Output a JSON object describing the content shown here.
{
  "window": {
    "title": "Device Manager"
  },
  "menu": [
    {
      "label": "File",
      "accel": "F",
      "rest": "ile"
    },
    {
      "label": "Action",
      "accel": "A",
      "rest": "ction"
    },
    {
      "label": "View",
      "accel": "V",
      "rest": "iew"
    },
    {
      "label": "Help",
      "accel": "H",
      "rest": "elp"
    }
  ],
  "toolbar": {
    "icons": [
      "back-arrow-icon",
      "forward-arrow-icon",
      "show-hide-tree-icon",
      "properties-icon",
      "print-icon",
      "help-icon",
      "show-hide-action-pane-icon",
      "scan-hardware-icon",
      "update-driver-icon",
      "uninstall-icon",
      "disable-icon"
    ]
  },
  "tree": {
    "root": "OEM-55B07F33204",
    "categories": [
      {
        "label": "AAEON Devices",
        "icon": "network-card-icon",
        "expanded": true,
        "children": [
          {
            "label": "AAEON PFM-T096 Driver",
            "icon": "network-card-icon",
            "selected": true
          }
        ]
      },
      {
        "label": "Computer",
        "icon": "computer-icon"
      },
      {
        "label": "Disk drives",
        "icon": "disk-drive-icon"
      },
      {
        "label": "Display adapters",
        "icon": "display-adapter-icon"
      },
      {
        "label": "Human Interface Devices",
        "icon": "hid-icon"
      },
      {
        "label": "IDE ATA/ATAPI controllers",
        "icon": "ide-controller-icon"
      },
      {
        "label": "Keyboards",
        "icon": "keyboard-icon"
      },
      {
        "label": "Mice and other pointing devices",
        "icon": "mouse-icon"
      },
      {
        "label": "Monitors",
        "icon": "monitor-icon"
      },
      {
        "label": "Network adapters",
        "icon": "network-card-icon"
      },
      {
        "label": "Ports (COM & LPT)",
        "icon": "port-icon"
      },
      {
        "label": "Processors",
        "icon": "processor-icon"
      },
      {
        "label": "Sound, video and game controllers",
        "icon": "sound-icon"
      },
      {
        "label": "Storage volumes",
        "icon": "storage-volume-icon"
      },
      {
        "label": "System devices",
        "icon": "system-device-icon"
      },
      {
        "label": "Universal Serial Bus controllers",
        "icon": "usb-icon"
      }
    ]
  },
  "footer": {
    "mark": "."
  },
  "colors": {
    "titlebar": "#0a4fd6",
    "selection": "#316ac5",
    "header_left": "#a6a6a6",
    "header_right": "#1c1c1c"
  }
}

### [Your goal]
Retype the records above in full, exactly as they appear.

### [Solution to this task]
Output a JSON object describing the content shown here.
{
  "window": {
    "title": "Device Manager"
  },
  "menu": [
    {
      "label": "File",
      "accel": "F",
      "rest": "ile"
    },
    {
      "label": "Action",
      "accel": "A",
      "rest": "ction"
    },
    {
      "label": "View",
      "accel": "V",
      "rest": "iew"
    },
    {
      "label": "Help",
      "accel": "H",
      "rest": "elp"
    }
  ],
  "toolbar": {
    "icons": [
      "back-arrow-icon",
      "forward-arrow-icon",
      "show-hide-tree-icon",
      "properties-icon",
      "print-icon",
      "help-icon",
      "show-hide-action-pane-icon",
      "scan-hardware-icon",
      "update-driver-icon",
      "uninstall-icon",
      "disable-icon"
    ]
  },
  "tree": {
    "root": "OEM-55B07F33204",
    "categories": [
      {
        "label": "AAEON Devices",
        "icon": "network-card-icon",
        "expanded": true,
        "children": [
          {
            "label": "AAEON PFM-T096 Driver",
            "icon": "network-card-icon",
            "selected": true
          }
        ]
      },
      {
        "label": "Computer",
        "icon": "computer-icon"
      },
      {
        "label": "Disk drives",
        "icon": "disk-drive-icon"
      },
      {
        "label": "Display adapters",
        "icon": "display-adapter-icon"
      },
      {
        "label": "Human Interface Devices",
        "icon": "hid-icon"
      },
      {
        "label": "IDE ATA/ATAPI controllers",
        "icon": "ide-controller-icon"
      },
      {
        "label": "Keyboards",
        "icon": "keyboard-icon"
      },
      {
        "label": "Mice and other pointing devices",
        "icon": "mouse-icon"
      },
      {
        "label": "Monitors",
        "icon": "monitor-icon"
      },
      {
        "label": "Network adapters",
        "icon": "network-card-icon"
      },
      {
        "label": "Ports (COM & LPT)",
        "icon": "port-icon"
      },
      {
        "label": "Processors",
        "icon": "processor-icon"
      },
      {
        "label": "Sound, video and game controllers",
        "icon": "sound-icon"
      },
      {
        "label": "Storage volumes",
        "icon": "storage-volume-icon"
      },
      {
        "label": "System devices",
        "icon": "system-device-icon"
      },
      {
        "label": "Universal Serial Bus controllers",
        "icon": "usb-icon"
      }
    ]
  },
  "footer": {
    "mark": "."
  },
  "colors": {
    "titlebar": "#0a4fd6",
    "selection": "#316ac5",
    "header_left": "#a6a6a6",
    "header_right": "#1c1c1c"
  }
}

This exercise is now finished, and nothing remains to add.